ABSTRACT: The hippocampal formation plays a critical role in cognitive function. The developmental events that shape the hippocampal formation are continuing to be elucidated and their implications for brain function are emerging as well as applying those advances to interventions that have important possibilities for the treatment of brain dysfunction. The story told in this chapter is about the use of the in oculo transplant method to illuminate intrinsic and extrinsic features that underlie the development of the dentate gyrus and adjacent hippocampus and the role of one molecule in the hippocampus and schizophrenia. Schizophrenia, originally conceptualized as a dysfunction in dopaminergic neurotransmission, is now known to involve multiple neuronal systems. Dysfunction of hippocampal neurons is emerging as one of its signature pathological features.

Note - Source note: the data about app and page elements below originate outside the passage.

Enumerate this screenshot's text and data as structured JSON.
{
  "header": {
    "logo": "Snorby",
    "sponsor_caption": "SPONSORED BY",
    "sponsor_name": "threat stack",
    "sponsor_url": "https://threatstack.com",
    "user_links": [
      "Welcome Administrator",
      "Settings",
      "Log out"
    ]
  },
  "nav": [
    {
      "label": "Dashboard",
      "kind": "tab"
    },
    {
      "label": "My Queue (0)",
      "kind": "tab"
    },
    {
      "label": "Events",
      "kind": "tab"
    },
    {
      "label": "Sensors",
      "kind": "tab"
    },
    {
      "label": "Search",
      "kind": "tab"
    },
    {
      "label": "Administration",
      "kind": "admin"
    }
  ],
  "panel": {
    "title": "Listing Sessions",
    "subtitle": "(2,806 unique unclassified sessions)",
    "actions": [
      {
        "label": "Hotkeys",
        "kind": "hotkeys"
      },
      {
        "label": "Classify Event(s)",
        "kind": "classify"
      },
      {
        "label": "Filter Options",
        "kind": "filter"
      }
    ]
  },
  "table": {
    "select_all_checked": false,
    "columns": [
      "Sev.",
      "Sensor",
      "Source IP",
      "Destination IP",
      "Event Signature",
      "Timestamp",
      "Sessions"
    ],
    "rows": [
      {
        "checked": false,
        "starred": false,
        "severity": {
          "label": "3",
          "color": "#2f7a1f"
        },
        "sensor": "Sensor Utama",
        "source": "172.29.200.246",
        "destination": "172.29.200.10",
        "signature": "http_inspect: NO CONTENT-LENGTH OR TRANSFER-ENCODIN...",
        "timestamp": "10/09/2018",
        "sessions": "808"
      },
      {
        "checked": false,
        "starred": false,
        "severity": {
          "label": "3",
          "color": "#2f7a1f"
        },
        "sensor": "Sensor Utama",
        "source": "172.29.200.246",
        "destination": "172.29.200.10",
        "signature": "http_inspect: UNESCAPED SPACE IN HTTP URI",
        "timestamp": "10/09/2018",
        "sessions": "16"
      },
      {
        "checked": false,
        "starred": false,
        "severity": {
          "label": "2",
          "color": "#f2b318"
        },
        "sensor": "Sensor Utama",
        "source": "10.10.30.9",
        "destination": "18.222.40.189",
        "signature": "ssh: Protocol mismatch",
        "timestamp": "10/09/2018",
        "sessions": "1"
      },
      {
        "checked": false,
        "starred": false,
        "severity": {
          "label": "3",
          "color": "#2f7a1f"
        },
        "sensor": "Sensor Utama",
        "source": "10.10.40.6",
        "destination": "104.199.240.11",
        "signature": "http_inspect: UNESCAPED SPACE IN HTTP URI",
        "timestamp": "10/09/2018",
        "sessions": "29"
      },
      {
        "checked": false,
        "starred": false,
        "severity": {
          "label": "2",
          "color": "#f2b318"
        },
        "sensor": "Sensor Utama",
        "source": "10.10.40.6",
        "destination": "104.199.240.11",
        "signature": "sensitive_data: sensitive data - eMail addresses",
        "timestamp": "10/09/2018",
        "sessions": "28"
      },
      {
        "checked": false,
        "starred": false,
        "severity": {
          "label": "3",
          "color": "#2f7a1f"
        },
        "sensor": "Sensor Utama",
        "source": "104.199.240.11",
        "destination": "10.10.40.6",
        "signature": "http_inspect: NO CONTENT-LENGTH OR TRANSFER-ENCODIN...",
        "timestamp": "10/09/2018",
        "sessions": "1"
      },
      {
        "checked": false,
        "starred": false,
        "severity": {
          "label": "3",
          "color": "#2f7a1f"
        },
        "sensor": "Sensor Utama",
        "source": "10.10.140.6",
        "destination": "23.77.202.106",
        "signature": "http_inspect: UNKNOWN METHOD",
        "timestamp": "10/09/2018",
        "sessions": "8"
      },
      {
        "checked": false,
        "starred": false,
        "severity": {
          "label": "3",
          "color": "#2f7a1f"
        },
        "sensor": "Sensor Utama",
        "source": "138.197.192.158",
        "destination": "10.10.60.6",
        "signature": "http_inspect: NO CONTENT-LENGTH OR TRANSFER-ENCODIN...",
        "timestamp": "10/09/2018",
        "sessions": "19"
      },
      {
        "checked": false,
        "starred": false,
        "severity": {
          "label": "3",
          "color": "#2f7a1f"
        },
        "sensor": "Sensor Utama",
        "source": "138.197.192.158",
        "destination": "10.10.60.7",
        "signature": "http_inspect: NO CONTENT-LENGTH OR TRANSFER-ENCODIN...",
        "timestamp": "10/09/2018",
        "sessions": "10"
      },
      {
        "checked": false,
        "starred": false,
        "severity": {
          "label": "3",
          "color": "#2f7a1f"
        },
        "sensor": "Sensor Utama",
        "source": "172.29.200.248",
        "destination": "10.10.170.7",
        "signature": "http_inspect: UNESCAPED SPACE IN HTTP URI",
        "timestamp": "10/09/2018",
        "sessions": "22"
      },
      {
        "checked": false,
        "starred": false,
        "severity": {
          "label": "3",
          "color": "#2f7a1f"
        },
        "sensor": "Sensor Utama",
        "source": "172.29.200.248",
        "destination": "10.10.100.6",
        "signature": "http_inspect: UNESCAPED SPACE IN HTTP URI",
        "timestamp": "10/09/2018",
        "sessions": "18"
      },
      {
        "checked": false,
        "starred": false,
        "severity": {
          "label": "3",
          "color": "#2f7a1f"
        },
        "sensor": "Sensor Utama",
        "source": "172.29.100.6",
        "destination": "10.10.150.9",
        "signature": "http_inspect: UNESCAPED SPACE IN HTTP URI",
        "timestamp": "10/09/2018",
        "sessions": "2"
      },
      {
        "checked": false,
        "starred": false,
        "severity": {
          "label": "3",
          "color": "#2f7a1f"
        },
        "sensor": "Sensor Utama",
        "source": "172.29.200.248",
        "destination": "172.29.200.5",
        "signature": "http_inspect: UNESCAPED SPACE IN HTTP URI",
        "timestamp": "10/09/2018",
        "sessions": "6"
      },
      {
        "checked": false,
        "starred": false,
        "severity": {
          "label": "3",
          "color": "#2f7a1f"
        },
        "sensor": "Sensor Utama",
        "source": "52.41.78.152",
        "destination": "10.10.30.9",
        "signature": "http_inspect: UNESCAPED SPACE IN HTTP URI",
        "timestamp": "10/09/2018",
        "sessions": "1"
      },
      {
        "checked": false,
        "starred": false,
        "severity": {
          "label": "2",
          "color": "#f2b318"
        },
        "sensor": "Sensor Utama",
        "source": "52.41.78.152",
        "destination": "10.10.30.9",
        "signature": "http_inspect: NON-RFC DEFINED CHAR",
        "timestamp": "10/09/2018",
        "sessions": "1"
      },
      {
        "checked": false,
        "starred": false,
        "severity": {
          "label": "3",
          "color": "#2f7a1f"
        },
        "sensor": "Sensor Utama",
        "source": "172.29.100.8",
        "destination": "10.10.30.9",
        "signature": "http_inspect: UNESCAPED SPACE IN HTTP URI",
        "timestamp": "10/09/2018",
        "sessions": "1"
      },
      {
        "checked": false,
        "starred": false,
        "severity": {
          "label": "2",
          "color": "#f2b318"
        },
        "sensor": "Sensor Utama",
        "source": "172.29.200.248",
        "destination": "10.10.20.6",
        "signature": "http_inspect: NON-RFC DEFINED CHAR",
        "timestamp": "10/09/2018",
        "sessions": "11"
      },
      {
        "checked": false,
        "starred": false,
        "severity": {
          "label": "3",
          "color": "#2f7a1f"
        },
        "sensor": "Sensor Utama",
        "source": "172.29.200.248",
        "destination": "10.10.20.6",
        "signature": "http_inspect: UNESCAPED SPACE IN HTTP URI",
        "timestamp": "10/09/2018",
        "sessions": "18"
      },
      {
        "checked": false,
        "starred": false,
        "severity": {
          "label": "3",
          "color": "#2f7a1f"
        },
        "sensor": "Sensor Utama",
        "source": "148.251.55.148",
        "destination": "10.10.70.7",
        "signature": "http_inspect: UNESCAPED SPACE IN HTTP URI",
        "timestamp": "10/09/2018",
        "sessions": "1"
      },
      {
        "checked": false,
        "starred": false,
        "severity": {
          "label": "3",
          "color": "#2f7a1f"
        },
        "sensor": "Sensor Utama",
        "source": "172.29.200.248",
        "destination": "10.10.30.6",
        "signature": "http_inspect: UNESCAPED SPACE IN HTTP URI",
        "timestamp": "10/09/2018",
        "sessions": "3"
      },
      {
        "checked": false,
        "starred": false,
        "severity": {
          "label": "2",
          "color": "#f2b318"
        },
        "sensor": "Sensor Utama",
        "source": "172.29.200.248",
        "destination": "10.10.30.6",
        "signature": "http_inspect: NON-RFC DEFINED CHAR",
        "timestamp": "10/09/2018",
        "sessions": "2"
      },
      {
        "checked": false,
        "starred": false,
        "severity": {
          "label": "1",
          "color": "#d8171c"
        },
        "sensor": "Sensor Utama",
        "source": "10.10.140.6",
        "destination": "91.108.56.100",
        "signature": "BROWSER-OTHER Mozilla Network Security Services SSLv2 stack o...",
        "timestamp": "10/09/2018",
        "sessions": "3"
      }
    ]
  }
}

Basic insights into the development and function of hippocampal interneurons form the basis of a new treatment initiative for this illness. Evidence for the role of the alpha 7-nicotinic acetylcholine receptor in the development and function of these neurons in rodents has led to human trials of nicotinic agonists for cognitive dysfunction in schizophrenia and the possibility of improving hippocampal development in children at risk for schizophrenia by perinatal supplementation with choline, which can act as an alpha 7-nicotinic acetylcholine receptor agonist.Progress in Neurobiology 02/2010; DOI:10.1016/j.pneurobio.2009.10.008 · 10.30 Impact Factor
[Show abstract] [Hide abstract]
ABSTRACT: OBJECTIVE Deficient cerebral inhibition is a pathophysiological brain deficit related to poor sensory gating and attention in schizophrenia and other disorders. Cerebral inhibition develops perinatally, influenced by genetic and in utero factors. Amniotic choline activates fetal α7-nicotinic acetylcholine receptors and facilitates development of cerebral inhibition. Increasing this activation may protect infants from future illness by promoting normal brain development. The authors investigated the effects of perinatal choline supplementation on the development of cerebral inhibition in human infants. METHOD A randomized placebo-controlled clinical trial of dietary phosphatidylcholine supplementation was conducted with 100 healthy pregnant women, starting in the second trimester. Supplementation to twice normal dietary levels for mother or newborn continued through the third postnatal month. All women received dietary advice regardless of treatment. Infants' electrophysiological recordings of inhibition of the P50 component of the cerebral evoked response to paired sounds were analyzed. The criterion for inhibition was suppression of the amplitude of the second P50 response by at least half, compared with the first response. RESULTS No adverse effects of choline were observed in maternal health and delivery, birth, or infant development. At the fifth postnatal week, the P50 response was suppressed in more choline-treated infants (76%) compared with placebo-treated infants (43%) (effect size=0.7). There was no difference at the 13th week. A CHRNA7 genotype associated with schizophrenia was correlated with diminished P50 inhibition in the placebo-treated infants, but not in the choline-treated infants. CONCLUSIONS Neonatal developmental delay in inhibition is associated with attentional problems as the child matures. Perinatal choline activates timely development of cerebral inhibition, even in the presence of gene mutations that otherwise delay it.American Journal of Psychiatry 01/2013; DOI:10.1176/appi.ajp.2012.12070940 · 13.56 Impact Factor